Hive Overview

Hive Overview
Photo by Meggyn Pomerleau / Unsplash

Apache Hive is a framework for data warehousing on top of Hadoop. Hive was created at Facebook and Hive grew from a need to to manage and learn from huge amounts of data that Facebook was generating every day. Facebook chose to built it on top of Hadoop for storage and processing since it was cost effective and met scalability requirements.

SQL Skills

Hive was created to make it possible for analysts with strong SQL skills (but average Java skills) to run queries of huge volumes of data that was stored in HDFS.

Hive was created to make it possible for analysts with strong SQL skills (but average Java skills) to run queries of huge volumes of data that was stored in HDFS

Pros and Cons of using SQL


  • Good for many analyses
  • Advantage of being very well known
  • SQL is standard in BI (Business Analytics) toolkit. Therefore Hive is well positioned to be integrated with BI tools.


SQL isn’t ideal for every problem statement. For example not suitable at all for machine learning algorithms.

Hive Architecture

Hive Components

  • Hadoop Core Components (HDFS and Map Reduce)
  • Metastore
  • Driver
  • Hive Clients

Under the hood

When we load data into a Hive table the data is actually stored in HDFS. When we run a HiveQL query, it internally converts the query into Map Reduce job and execute the job on data stored in HDFS.


As the name suggests, the metastore stores meta data about Hive tables, columns, partitions, locations etc… Usually metastore itself is stored in a RDBMS. In standalone version of Hive it is stored as an embedded derby database. In production MySQL database is used to store metastore.


Driver is the component that parses the query, does semantic analysis on different query blocks and expressions and eventually generates an execution plan with help of table and partition metadata from metastore.

Hive Clients

There are two different types of Hive Clients.

  • Command Line Interface: Hive Shell, Beeline
  • Web Interface: Hue, Ambari etc...

Clients connect to metastore database as well as HDFS for actual data.

Comparison with RDBMS

Hive represents traditional database (RDBMS) in many ways. For example: it supports SQL.

It differs majorly because of it’s HDFS and Map Reduce underpinnings. Number of architectural differences have influenced which features Hive supports. With each passing year Hive looks and feels like RDBMS as limitations are removed.

Schema Enforcement: Read v/s Write Time

In RDBMS, schema is enforced at data load time. insert into…  statement reject data if it is not adhering to schema. This design is called schema on write because data is checked against schema when it is written.

Hive does not verify data when it is loaded. It is checked when query is issued. This design is called schema on read.

Trade-Offs: Schema on Read

The initial load is very fast. Since data does not have to be read, parsed and stored in RDBMS internal format. Load operation is just a file copy. Also it is flexible. We can have two schemas for the same underlying data.

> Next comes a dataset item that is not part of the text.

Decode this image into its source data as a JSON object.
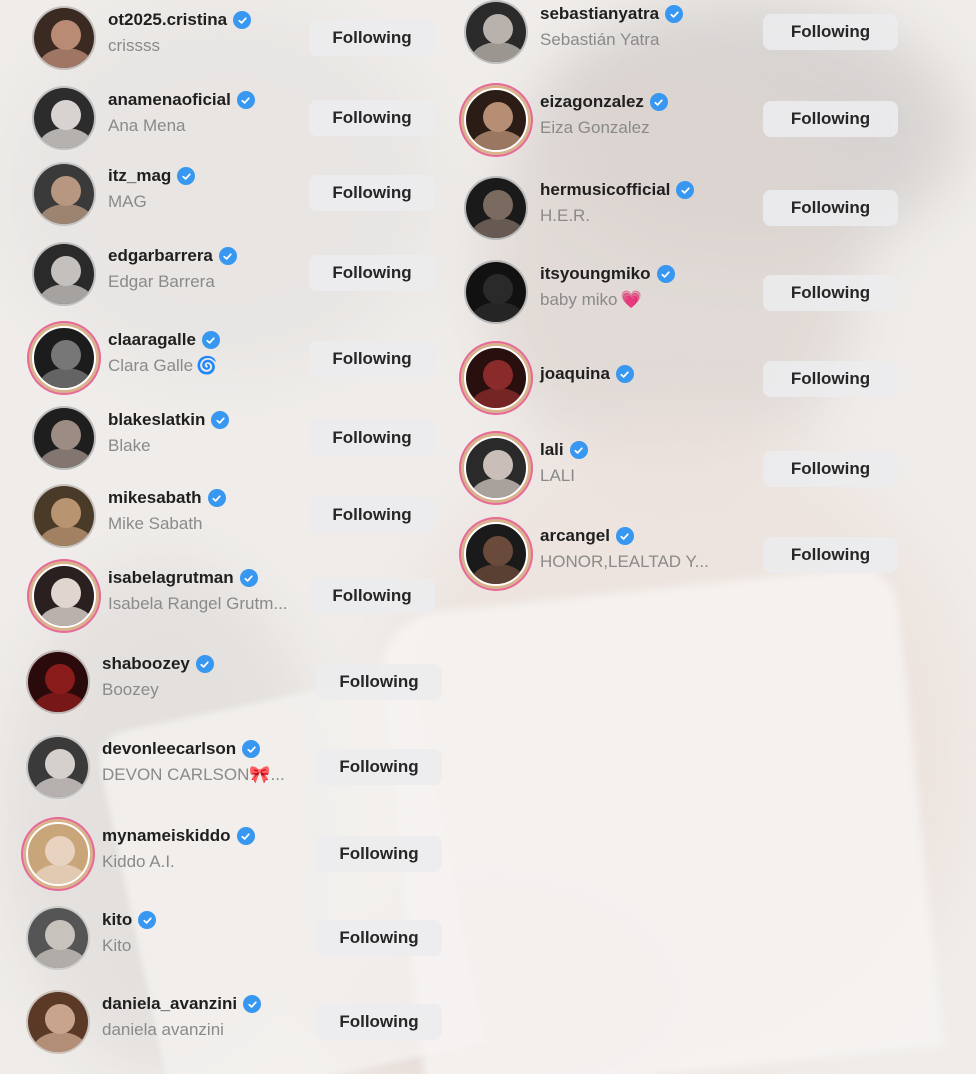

Trade-Offs: Schema on Write

Query time performance is faster. Because the system can index column and perform compression. The drawbacks are that it takes longer to load data into database. Also it cannot handle scenarios where schema is not known at load time. Also cannot apply indexes as queries have not been formulated yet.

Database Core Features in Hive

Updates, Transactions and Indexes are core features of traditional database management systems. But until recently they were not considered for Hive because Hive was built to operate over HDFS data using Map Reduce and philosophically HDFS and Map Reduce are data analysis tools and whatever data transformation is required it results in new files in HDFS.

Updates and Transactions

Hive has long supported insert of new rows in bulk. Now it is possible to update and delete rows. Since HDFS does not support in-place file updates, changes resulting from insert, update and delete are stored in separate “delta files”. Delta files are periodically merged into base table files by separate Map Reduce jobs that are run in background by metastore. These features work in context of transactions, so tables that use these features should have transactions enabled. Queries reading the table are guaranteed a consistent snapshot.


Hive Indexes can speed up query performance. There are two types of indexes in Hive. Compact and Bitmap.

  • Compact Indexes: Store HDFS block numbers for each value. (Rather than each file offset). Compact Indexes don't take too much disk space and are effective, especially in case where values are clustered together in nearby rows.
  • Bitmap Indexes: They use compressed bit sets to efficiently store the rows that particular value appears in. There are usually appropriate for low cardinality columns like list of countries, blood group, gender etc...